The modern-day version of this story has a different cast but very similar results. His mother must have loved him very much because Aaron Rodgers fittingly plays the role of Achilles. He seems to have been imbued with divine power to throw some of the most accurate and timely passes we have ever seen in NFL history. While I haven’t seen any evidence that he dueled Greg Rousseau’s brother, the Buffalo Bills defensive end did shoot his metaphorical arrow at Rodgers for some reason or another. It may have been without any intent to hurt Rodgers and simply to sack the legendary quarterback and force an end to the first drive of the game. In my opinion, Greg Rousseau and his metaphorical arrow were guided by Vince Lombardi, who was enraged when Rodgers made it known that he wanted to leave Lombardi’s beloved Green Bay Packers. Lombardi, the patron god of offensive coaching in the NFL, coached the Packers to five championships in his seven years as their coach. He maintained a postseason winning streak in the ‘60s that lasted until 2006 when it was surpassed by Bill Belichick, the defensive demon who is despised by the fallen heroes of Canton. 

But this is not a blog about Greek mythology or NFL history. This is a blog about Achilles tendon ruptures, which are unfortunately very real and are not uncommon in modern times as evidenced by both Aaron Rodgers and J.K. Dobbins suffering from the season-ending injuries last week. These injuries come in several different forms: partial and complete ruptures come in several different subcategories depending on how large the gap is between the two ends of the tendon. The story often goes something like this: a man or woman in their 40s or 50s who is a “weekend warrior” was playing their favorite sport when all of a sudden they felt a snap. They often look behind them to see who just hit them in the leg, but no one is there. They begin to feel the pain and yell at their teammates, “Who just hit me?!” But just like Achilles himself, some kind of divine intervention occurred signaling the end…of their season.
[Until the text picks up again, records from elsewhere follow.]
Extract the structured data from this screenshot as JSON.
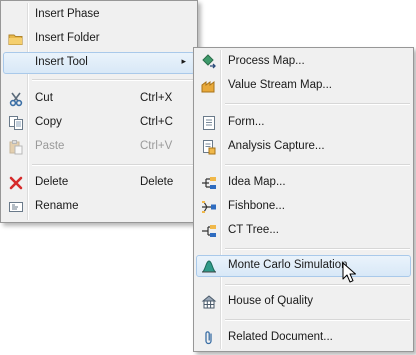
{
  "context_menu": {
    "insert_phase": "Insert Phase",
    "insert_folder": "Insert Folder",
    "insert_tool": "Insert Tool",
    "submenu_arrow": "▸",
    "cut": "Cut",
    "cut_shortcut": "Ctrl+X",
    "copy": "Copy",
    "copy_shortcut": "Ctrl+C",
    "paste": "Paste",
    "paste_shortcut": "Ctrl+V",
    "delete": "Delete",
    "delete_shortcut": "Delete",
    "rename": "Rename"
  },
  "tool_submenu": {
    "process_map": "Process Map...",
    "value_stream_map": "Value Stream Map...",
    "form": "Form...",
    "analysis_capture": "Analysis Capture...",
    "idea_map": "Idea Map...",
    "fishbone": "Fishbone...",
    "ct_tree": "CT Tree...",
    "monte_carlo": "Monte Carlo Simulation",
    "house_of_quality": "House of Quality",
    "related_document": "Related Document..."
  }
}
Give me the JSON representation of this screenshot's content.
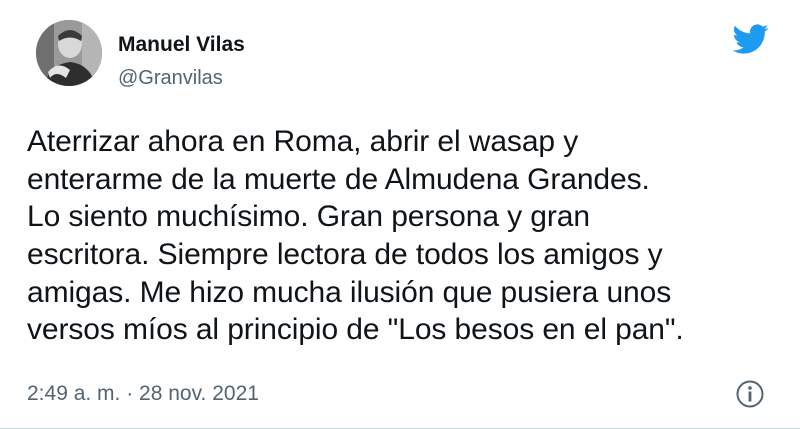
{
  "author": {
    "name": "Manuel Vilas",
    "handle": "@Granvilas",
    "avatar_icon": "person-photo-icon"
  },
  "brand": {
    "icon": "twitter-bird-icon",
    "color": "#1d9bf0"
  },
  "tweet": {
    "lines": [
      "Aterrizar ahora en Roma, abrir el wasap y",
      "enterarme de la muerte de Almudena Grandes.",
      "Lo siento muchísimo. Gran persona y gran",
      "escritora. Siempre lectora de todos los amigos y",
      "amigas. Me hizo mucha ilusión que pusiera unos",
      "versos míos al principio de \"Los besos en el pan\"."
    ]
  },
  "meta": {
    "timestamp": "2:49 a. m. · 28 nov. 2021",
    "info_icon": "info-icon"
  },
  "colors": {
    "text": "#0f1419",
    "secondary": "#536471",
    "background": "#ffffff"
  }
}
Achilles tendon ruptures can be treated either conservatively or surgically depending on many factors including the nature of the injury and the patient’s activity level, goals, age, and medical conditions. Some patients do benefit from casting and can resume their activities of daily living. While surgery is the best option for regaining strength and function, there is often not a 100% recovery, and some weakness remains. However, this is often done for younger folks and athletes with complete ruptures. Whether you make the wrong move on turf or the basketball court, are tackled by a 300-pound lineman, or are selected for death by the Greek gods themselves, there are treatment options that provide reliable results and functional outcomes. Please call the office for more information or to make an appointment!